As I think about my relationships, I find myself asking several questions:

  • Are my friendships (or my ego) strong enough to withstand a challenge?
  • Am I more interested in keeping peace in the relationships than seeing the person grow?
  • Is personal growth more important than spouting an opinion?
  • Am I willing to take the risk and get real with someone (and let them get real with me)?

These are the relationships that Christ modeled to us.  He spoke to us with “truth and grace” (John 1:14).  Jesus loved his friendships but he was not afraid to be honest in them.  Are we modeling such friendships?  Are we willing to risk some offense to speak truth into their life?  Are we ok sacrificing time in order to walk through how uncomfortable such a challenge involves?  Are we humble enough to genuinely listen when someone raises a concern realizing that person truly loves us?  Are we willing to be Christ to someone as well as allow them to be Christ to us?

Wearing Stress

The number one resolution for 2016 is “eliminating stress,” quickly followed by eating healthier and losing weight.  This order is determined by internet search patterns around the holidays.  It doesn’t surprise me as a majority of people are overstressed.  I feel it.  Others feel it.  I often counsel people on stress ranging from work expectations, family difficulties, or personal insecurity.  We live in a society where stress is the norm.  This is confirmed by the uptick of people using therapists to simply cope with life.  Counselors are wonderful.  They can help with intense difficulties in life.  Yet, it seems there is a move towards professional assistance in all matters of life including everyday stress.  It seems we are losing our ability to cope with life.

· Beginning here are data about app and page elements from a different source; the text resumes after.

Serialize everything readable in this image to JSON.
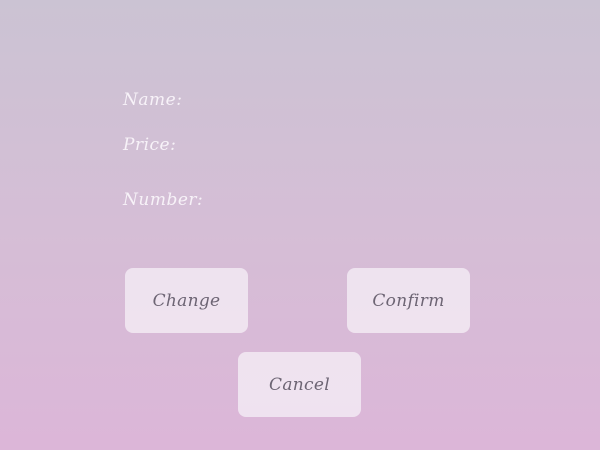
{
  "form": {
    "name_label": "Name:",
    "price_label": "Price:",
    "number_label": "Number:"
  },
  "buttons": {
    "change": "Change",
    "confirm": "Confirm",
    "cancel": "Cancel"
  },
  "colors": {
    "background_top": "#cbc3d3",
    "background_bottom": "#dcb6d8",
    "label_text": "#f7f2f8",
    "button_bg": "#f1e8f2",
    "button_text": "#6d6574"
  }
}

My wife is currently reading the book Blue Zone Solutions.  The book researches the seven regions in the world where people live the longest. The intent is to discern lifestyle patterns, eating habits, and other factors that lead to people living longer in these areas.  One section explores Okinawa.  A key reason for longevity of life is their ability to live without stress.  In their language, they have a word that means “wearing stress.”  It encapsulates a person who walks around with concerns and anxieties throughout the day.  Literally, the person is wearing stress.  I love the image.  I picture myself literally waking up in the morning putting on the stress of the previous day or that particular day.  I then carry it throughout the day only to bunch it in the corner.  The next day I put on the same stress again.  It might be a church concern.  Or, it might be an upcoming doctor’s appointment leading to anxiety over my health.  If it is particularly bad, I simply go to bed with my “stress clothes” on.  This is most certainly the reality for many people.  To be honest, many of us have been wearing the same stress clothes for weeks if not months.

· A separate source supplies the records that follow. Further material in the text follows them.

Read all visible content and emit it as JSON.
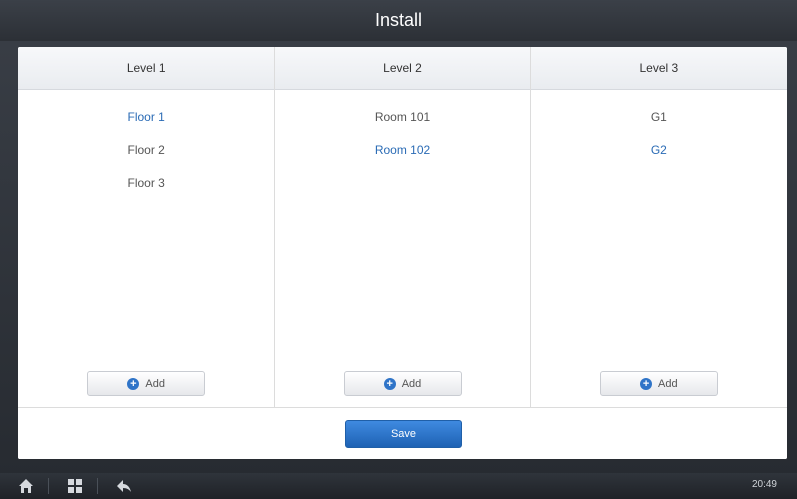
{
  "title": "Install",
  "columns": [
    {
      "header": "Level 1",
      "items": [
        {
          "label": "Floor 1",
          "selected": true
        },
        {
          "label": "Floor 2",
          "selected": false
        },
        {
          "label": "Floor 3",
          "selected": false
        }
      ]
    },
    {
      "header": "Level 2",
      "items": [
        {
          "label": "Room 101",
          "selected": false
        },
        {
          "label": "Room 102",
          "selected": true
        }
      ]
    },
    {
      "header": "Level 3",
      "items": [
        {
          "label": "G1",
          "selected": false
        },
        {
          "label": "G2",
          "selected": true
        }
      ]
    }
  ],
  "add_label": "Add",
  "save_label": "Save",
  "taskbar": {
    "icons": [
      "home-icon",
      "grid-icon",
      "back-icon"
    ],
    "time": "20:49"
  },
  "colors": {
    "selected_text": "#2a6bb5",
    "save_button": "#2f74c8"
  }
}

This is not God’s desire for us.  He implores us to pour out our anxiety to Him (Philippians 4:4-7).  He doesn’t want us to have stress-filled lives that suck the joy out of the day.  He wants us to enjoy the blessings that surround us (and there are many) rather than looking backwards or forward at the concerns of yesterday or tomorrow.  He wants us to trust Him with the uncertainties of life, realizing that He has a wonderful purpose in store for us in 2016.  God wants us to know that He is perfectly capable to handle all our worries if we will simply give them to Him.  I think we know this in our minds.  Yet, in our hearts, we cling to all those worries believing somehow that dwelling on them will bring about resolution.

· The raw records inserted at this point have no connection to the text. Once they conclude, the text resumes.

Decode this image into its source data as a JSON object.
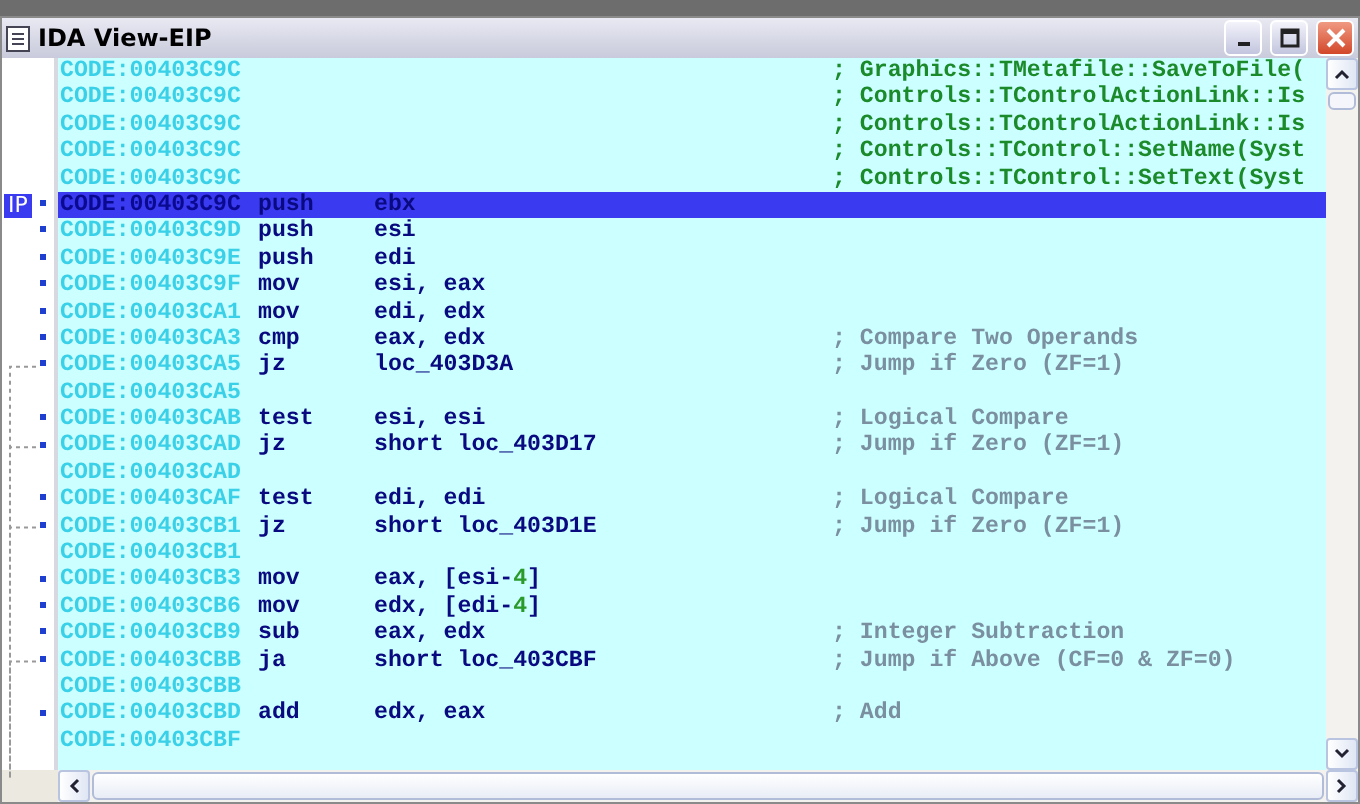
{
  "window": {
    "title": "IDA View-EIP"
  },
  "ip_label": "IP",
  "lines": [
    {
      "address": "CODE:00403C9C",
      "comment": "; Graphics::TMetafile::SaveToFile(",
      "color": "#1a8a2a",
      "marker": false,
      "current": false
    },
    {
      "address": "CODE:00403C9C",
      "comment": "; Controls::TControlActionLink::Is",
      "color": "#1a8a2a",
      "marker": false,
      "current": false
    },
    {
      "address": "CODE:00403C9C",
      "comment": "; Controls::TControlActionLink::Is",
      "color": "#1a8a2a",
      "marker": false,
      "current": false
    },
    {
      "address": "CODE:00403C9C",
      "comment": "; Controls::TControl::SetName(Syst",
      "color": "#1a8a2a",
      "marker": false,
      "current": false
    },
    {
      "address": "CODE:00403C9C",
      "comment": "; Controls::TControl::SetText(Syst",
      "color": "#1a8a2a",
      "marker": false,
      "current": false
    },
    {
      "address": "CODE:00403C9C",
      "mnemonic": "push",
      "operands": [
        {
          "text": "ebx"
        }
      ],
      "marker": true,
      "current": true
    },
    {
      "address": "CODE:00403C9D",
      "mnemonic": "push",
      "operands": [
        {
          "text": "esi"
        }
      ],
      "marker": true,
      "current": false
    },
    {
      "address": "CODE:00403C9E",
      "mnemonic": "push",
      "operands": [
        {
          "text": "edi"
        }
      ],
      "marker": true,
      "current": false
    },
    {
      "address": "CODE:00403C9F",
      "mnemonic": "mov",
      "operands": [
        {
          "text": "esi, eax"
        }
      ],
      "marker": true,
      "current": false
    },
    {
      "address": "CODE:00403CA1",
      "mnemonic": "mov",
      "operands": [
        {
          "text": "edi, edx"
        }
      ],
      "marker": true,
      "current": false
    },
    {
      "address": "CODE:00403CA3",
      "mnemonic": "cmp",
      "operands": [
        {
          "text": "eax, edx"
        }
      ],
      "comment": "; Compare Two Operands",
      "color": "#7a8fa0",
      "marker": true,
      "current": false
    },
    {
      "address": "CODE:00403CA5",
      "mnemonic": "jz",
      "operands": [
        {
          "text": "loc_403D3A"
        }
      ],
      "comment": "; Jump if Zero (ZF=1)",
      "color": "#7a8fa0",
      "marker": true,
      "jump": true,
      "current": false
    },
    {
      "address": "CODE:00403CA5",
      "marker": false,
      "current": false
    },
    {
      "address": "CODE:00403CAB",
      "mnemonic": "test",
      "operands": [
        {
          "text": "esi, esi"
        }
      ],
      "comment": "; Logical Compare",
      "color": "#7a8fa0",
      "marker": true,
      "current": false
    },
    {
      "address": "CODE:00403CAD",
      "mnemonic": "jz",
      "operands": [
        {
          "text": "short loc_403D17"
        }
      ],
      "comment": "; Jump if Zero (ZF=1)",
      "color": "#7a8fa0",
      "marker": true,
      "jump": true,
      "current": false
    },
    {
      "address": "CODE:00403CAD",
      "marker": false,
      "current": false
    },
    {
      "address": "CODE:00403CAF",
      "mnemonic": "test",
      "operands": [
        {
          "text": "edi, edi"
        }
      ],
      "comment": "; Logical Compare",
      "color": "#7a8fa0",
      "marker": true,
      "current": false
    },
    {
      "address": "CODE:00403CB1",
      "mnemonic": "jz",
      "operands": [
        {
          "text": "short loc_403D1E"
        }
      ],
      "comment": "; Jump if Zero (ZF=1)",
      "color": "#7a8fa0",
      "marker": true,
      "jump": true,
      "current": false
    },
    {
      "address": "CODE:00403CB1",
      "marker": false,
      "current": false
    },
    {
      "address": "CODE:00403CB3",
      "mnemonic": "mov",
      "operands": [
        {
          "text": "eax, [esi-"
        },
        {
          "text": "4",
          "kind": "number"
        },
        {
          "text": "]"
        }
      ],
      "marker": true,
      "current": false
    },
    {
      "address": "CODE:00403CB6",
      "mnemonic": "mov",
      "operands": [
        {
          "text": "edx, [edi-"
        },
        {
          "text": "4",
          "kind": "number"
        },
        {
          "text": "]"
        }
      ],
      "marker": true,
      "current": false
    },
    {
      "address": "CODE:00403CB9",
      "mnemonic": "sub",
      "operands": [
        {
          "text": "eax, edx"
        }
      ],
      "comment": "; Integer Subtraction",
      "color": "#7a8fa0",
      "marker": true,
      "current": false
    },
    {
      "address": "CODE:00403CBB",
      "mnemonic": "ja",
      "operands": [
        {
          "text": "short loc_403CBF"
        }
      ],
      "comment": "; Jump if Above (CF=0 & ZF=0)",
      "color": "#7a8fa0",
      "marker": true,
      "jump": true,
      "current": false
    },
    {
      "address": "CODE:00403CBB",
      "marker": false,
      "current": false
    },
    {
      "address": "CODE:00403CBD",
      "mnemonic": "add",
      "operands": [
        {
          "text": "edx, eax"
        }
      ],
      "comment": "; Add",
      "color": "#7a8fa0",
      "marker": true,
      "current": false
    },
    {
      "address": "CODE:00403CBF",
      "marker": false,
      "current": false
    }
  ]
}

Yet, all it does is stink up our lives.  It is similar to us wearing the same clothes day after day without changing them or cleaning them.  It seems illogical for someone to do so.  Yet, this is exactly what we do with our worries with the result being a joyless, bitter, discouraged spirit.  As we start 2016, let’s embrace an Okinawan mindset and stop wearing stress by daily laying our concerns before Him and enjoying the goodness He has for us today.